“I’ve been able to pull in folks who are more interested in genetics, so it’s not just ecology students that I’m picking up,” she said. “I’ve had three students now look at assessing the genetics of our birds. So, if we have parts or pieces of birds, like a wing or a tail, you can take a sample of them and run the DNA and get a species identification with nearly 100% confidence.”
Their dedication to the project has paid off as several students have co-authored research publications with Powers, an exciting opportunity and a highlight of the Radford University experience.
The student experience
Similar to the diverse species of birds they have encountered during the research project, students Justin McLaughlin, Trey Harris and Thomas Marshall come from different backgrounds.
McLaughlin, a psychology and biology major, is a pre-med student. Harris, also a biology major, is interested in pursuing a career in wildlife rehabilitation. Marshall graduated from Radford over the Winter 2020 semester and is studying medical technology.
Despite their different personal and professional preferences, they share a special bond over birds.
“I’ve always been a big bird person. I even have two birds as pets back home,” McLaughlin said. “They are very meaningful and symbolic to me, and I think they’re such intelligent and beautiful creatures.”
McLaughlin’s role in the research is DNA barcoding. As Powers explained, oftentimes the researchers will find only a few feathers or a wing left of a bird. From those samples, if they still can’t identify the species, they can extract DNA and send it off for sequencing.
“What I hope comes out of research like this, specifically DNA barcoding and identifying these birds, is that we get a better understanding of biodiversity in this area and how that may be changing over time, because with climate change, there’s going to be a lot of changes in biodiversity.”
Harris is an animal and outdoor enthusiast. The project, he said, aligned perfectly with his interests.
A sophomore, Harris has been involved in the research since the summer of 2020. While navigating the east and west loops of campus identified by the team, he enjoyed the changing of the leaves last fall.
“I hope the research results in a solution, like the film we might be able to install on some campus buildings," Harris said. "It would mean a lot to me and others on my team to see our hard work pay off.”
Marshall said his major role with the research was bookkeeping, or “bird keeping,” he said. He would help organize the samples that came in for documentation and presentation. The research, he said, has grown his appreciation of the role birds play in our ecosystem. It has also helped him stay organized, focused and connected, especially during the COVID-19 global pandemic.

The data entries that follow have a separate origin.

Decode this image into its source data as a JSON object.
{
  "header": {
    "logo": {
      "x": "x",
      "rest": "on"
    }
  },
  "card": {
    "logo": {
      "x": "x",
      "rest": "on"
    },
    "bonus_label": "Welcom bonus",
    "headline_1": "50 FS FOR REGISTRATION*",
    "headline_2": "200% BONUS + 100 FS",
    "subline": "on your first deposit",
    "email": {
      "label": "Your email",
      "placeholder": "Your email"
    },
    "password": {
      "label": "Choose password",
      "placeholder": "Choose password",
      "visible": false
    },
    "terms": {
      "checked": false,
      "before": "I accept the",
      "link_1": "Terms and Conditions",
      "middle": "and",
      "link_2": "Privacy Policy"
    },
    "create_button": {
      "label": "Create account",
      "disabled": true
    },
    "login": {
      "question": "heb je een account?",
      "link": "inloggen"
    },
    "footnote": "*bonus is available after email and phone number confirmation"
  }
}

All three men agreed the research rallied them through the Fall 2020 semester, which was filled with challenges.
“It was nice to put in a pair of headphones and head outdoors, especially after days of being cooped up. We could go outside, get some fresh air, enjoy nature and conduct really important research at the same time,” McLaughlin said.
Finding a solution
Now in its third year, the project has yielded significant findings.
According to Powers, the biggest takeaway from the project so far is that buildings with more window area were the sites of more collisions.
Collisions are also more common among migratory birds and juvenile birds – birds that are not familiar with the territory or are confused by their reflection in the windows.
With these data, the team is now advancing toward a solution. In February 2020, Powers and several students met with administrators in the Facilities Management Department and Artis College of Science and Technology Dean Orion Rogers, Ph.D., to discuss the possibility of installing film on the windows attributed to the most collisions. This would mask the birds’ reflections. Although the COVID-19 global pandemic hindered next steps, the group is hopeful for implications to soon be implemented.
Similar yet smaller-scale decals can be purchased in stores or online for your home or office windows.
“This is our first tangible output that I’m very excited about,” Power said. “If the film gets installed, we now have before data and after data, so we could see if it’s really having an impact.”